You’ll recognise Charlotte Richie as Oregon, one of the student gang in Channel 4’s university comedy-drama Fresh Meat – which coincided with Culture or Trash’s own rocky ride through academia. Oregon’s occasional impieties, Charlotte reveals, were quite an act.
‘I was such a boring student myself. I wish I had a great story but I just don’t,’ she admits. But the brother’s got a cracker. ‘Being chased by muggers in a long black coat,’ reminisces Luke Ritchie. ‘Clutching a giant novelty cheque I’d won from a battle of the bands. They didn’t get it from me.’
As well as acting, Charlotte sings; and as well as his Benny Hill tribute act, Luke sings. Recently, they’ve sung together, and their debut EP ‘Light of Another’ is released on 9 June.
One of the more concise online autobiographies of the new twosome reads: ‘Luke and Charlotte Ritchie are brother and sister, and occasionally make music together’. Siblings first and foremost, then. I put it to them that they must have worked hard to keep work and family quite so separate until, in 2012, they ended up on a stage together. But I’m mistaken. ‘Actually’, says Luke, ‘we sang together in 2010. And we grew up around music. It wasn’t a peaceful household.’
Flesh and blood are one thing, and true songwriting spark quite another. But it’s all worked out rather dandily. There, on ‘Light of Another’, is the desolate aesthetic as cultivated in Luke’s solo work; its beat-driven choruses possessed of brilliant urgency when Charlotte’s there to enforce the refrain.
The video shows an anonymous couple executing a mechanical, silent night-time dance in a car park. An encounter between similar-yet-different elements, where the chemistry all unfolds very automatically, feels emblematic of a reunion of siblings with complementary talents but quite distinct career trajectories. She: (contradictorily) a darling of both the C4 viewership and – thanks to her work with All Angels – of Classic FM. He: a dogged songsmith and networker who almost got in there with the remnants of Limp Bizkit.
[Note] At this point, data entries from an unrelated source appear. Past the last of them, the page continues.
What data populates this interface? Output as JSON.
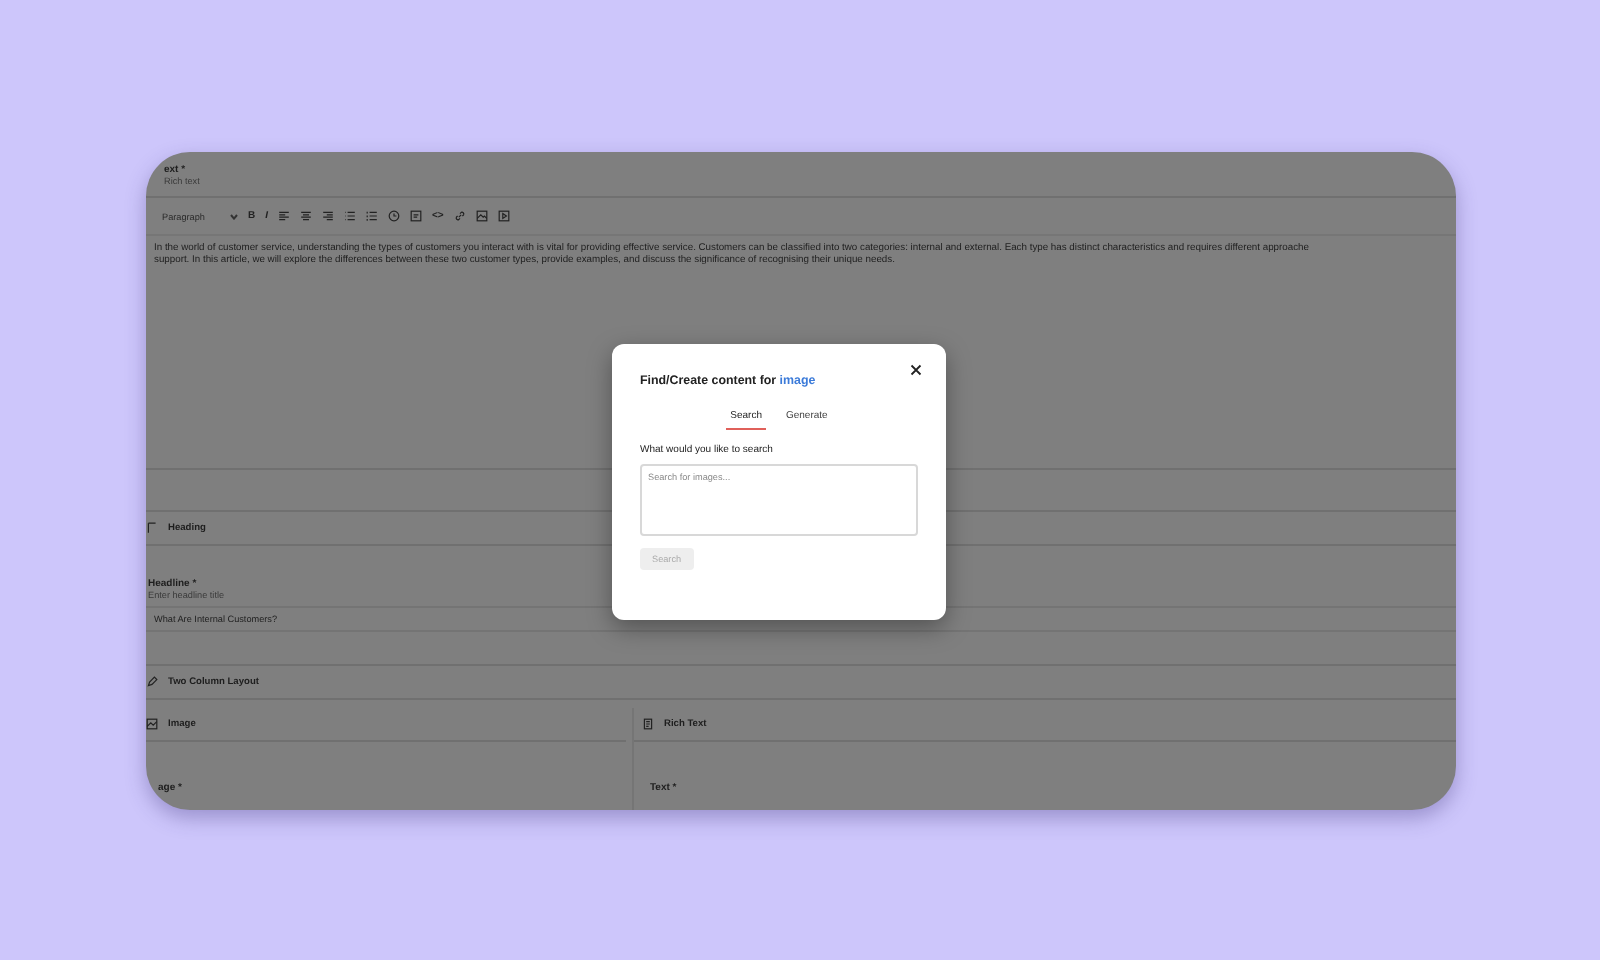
{
  "editor": {
    "field_label": "ext *",
    "hint": "Rich text",
    "format": "Paragraph",
    "toolbar": [
      {
        "kind": "text",
        "label": "B"
      },
      {
        "kind": "text",
        "label": "I"
      },
      {
        "kind": "align-left"
      },
      {
        "kind": "align-center"
      },
      {
        "kind": "align-right"
      },
      {
        "kind": "bullets"
      },
      {
        "kind": "numbers"
      },
      {
        "kind": "clock"
      },
      {
        "kind": "quote"
      },
      {
        "kind": "text",
        "label": "<>"
      },
      {
        "kind": "link"
      },
      {
        "kind": "image"
      },
      {
        "kind": "embed"
      }
    ],
    "body": [
      "In the world of customer service, understanding the types of customers you interact with is vital for providing effective service. Customers can be classified into two categories: internal and external. Each type has distinct characteristics and requires different approache",
      "support. In this article, we will explore the differences between these two customer types, provide examples, and discuss the significance of recognising their unique needs."
    ]
  },
  "heading_section": {
    "title": "Heading",
    "label": "Headline *",
    "hint": "Enter headline title",
    "value": "What Are Internal Customers?"
  },
  "layout_section": {
    "title": "Two Column Layout"
  },
  "columns": [
    {
      "title": "Image",
      "field_label": "age *"
    },
    {
      "title": "Rich Text",
      "field_label": "Text *"
    }
  ],
  "modal": {
    "title": "Find/Create content for ",
    "title_link": "image",
    "tabs": [
      {
        "label": "Search",
        "selected": true
      },
      {
        "label": "Generate",
        "selected": false
      }
    ],
    "prompt": "What would you like to search",
    "placeholder": "Search for images...",
    "button": {
      "label": "Search",
      "disabled": true
    }
  }
}
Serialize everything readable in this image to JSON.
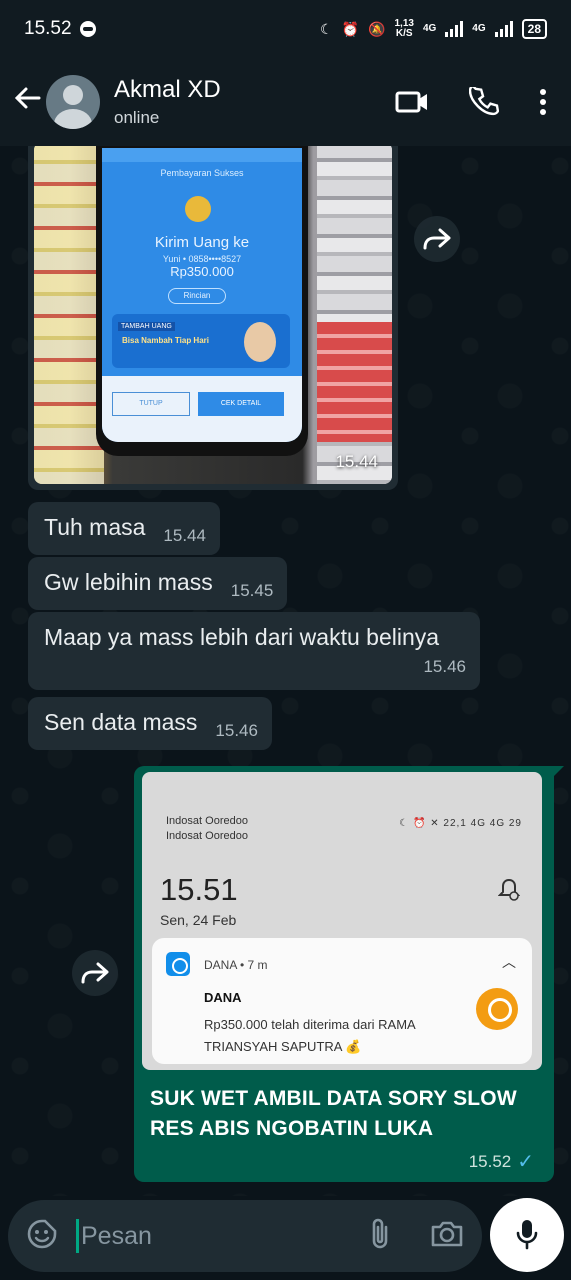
{
  "status_bar": {
    "time": "15.52",
    "net_speed_top": "1,13",
    "net_speed_unit": "K/S",
    "sim1": "4G",
    "sim2": "4G",
    "battery": "28"
  },
  "header": {
    "contact_name": "Akmal XD",
    "contact_status": "online"
  },
  "messages": {
    "image_in": {
      "time": "15.44",
      "photo_text": {
        "caption_small": "Pembayaran Sukses",
        "title": "Kirim Uang ke",
        "sub": "Yuni • 0858••••8527",
        "amount": "Rp350.000",
        "button": "Rincian",
        "banner_tag": "TAMBAH UANG",
        "banner_text": "Bisa Nambah Tiap Hari",
        "btn_left": "TUTUP",
        "btn_right": "CEK DETAIL"
      }
    },
    "texts_in": [
      {
        "text": "Tuh masa",
        "time": "15.44"
      },
      {
        "text": "Gw lebihin mass",
        "time": "15.45"
      },
      {
        "text": "Maap ya mass lebih dari waktu belinya",
        "time": "15.46"
      },
      {
        "text": "Sen data mass",
        "time": "15.46"
      }
    ],
    "image_out": {
      "screenshot": {
        "carrier1": "Indosat Ooredoo",
        "carrier2": "Indosat Ooredoo",
        "status_icons": "☾ ⏰ ✕ 22,1 4G 4G 29",
        "clock": "15.51",
        "date": "Sen, 24 Feb",
        "notif_app": "DANA • 7 m",
        "notif_title": "DANA",
        "notif_body": "Rp350.000 telah diterima dari RAMA TRIANSYAH SAPUTRA 💰"
      },
      "caption": "SUK WET AMBIL DATA SORY SLOW RES ABIS NGOBATIN LUKA",
      "time": "15.52",
      "tick": "✓"
    }
  },
  "input": {
    "placeholder": "Pesan",
    "value": ""
  },
  "colors": {
    "bubble_in": "#202c33",
    "bubble_out": "#005c4b",
    "accent": "#00a884",
    "tick_blue": "#53bdeb"
  }
}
With that in mind, there’s no reason the Ritchies ‘ought to’ sound any better than your next recently-cobbled-together twosome. How did those studio sessions pan out? ‘Surprisingly fun’, says Charlotte; for Luke, ‘surprisingly great’. There’s a no-holds-barred policy on criticism, but it’s a lot more constructive than, say, the old Oasis policy.
Granted, there are squabbles – Charlotte here dobs in her brother for ‘stealing all my food, or taking things out of my hands and throwing them on the floor’, while Luke recounts his ‘coping’ strategy which sounds like a variation of playing dead – but in the studio, it’s all business. ‘We’re both idiots,’ concludes Charlotte, ‘but we work well together in tandem, as idiots.’ Culture or Trash wonders if the ‘hard sell’ has always been a Ritchie forte.
A track from the EP called ‘Hammerite’ has an appropriately shiny complexion thanks to some splendid harmonies which only bandmates who share DNA can achieve. Its plonky bass and slide guitar harken to a golden era of folk music, but the video takes an ambivalent stance towards memory – as a toddler toddles through a disordered house of smashed wine glasses, half-picked chicken carcasses, and absent parents. The symbolism is through the roof, but Charlotte is coy about ‘meanings’. ‘You can kind of take whatever you want from them. There isn’t a specific agenda in the lyrics.’
But certainly there’s an agenda on ‘Four Track Tapes’, in which the duo sweetly sing an attack on the music industry, and the ‘strange fuckers’ who populate it. Surely the pair aren’t in a state of disillusionment ahead of their EP tour?
Luke is reflective. ‘Although it’s undeniably cynical, it’s also upbeat. There’s nothing better for me than recording music.’ Charlotte agrees. ‘The song applies to any ambition anyone has. It’s sometimes such hard work getting to where you want to go.’
It’s a sentiment they both know, albeit they’ve formulated it separately. But now, together, about to tour and perhaps to record a second EP (provided Charlotte isn’t whisked off on ‘some random shoot’, says Luke), this is the Ritchies vs. the world. Brother and sister doing it for themselves, and playing nice together.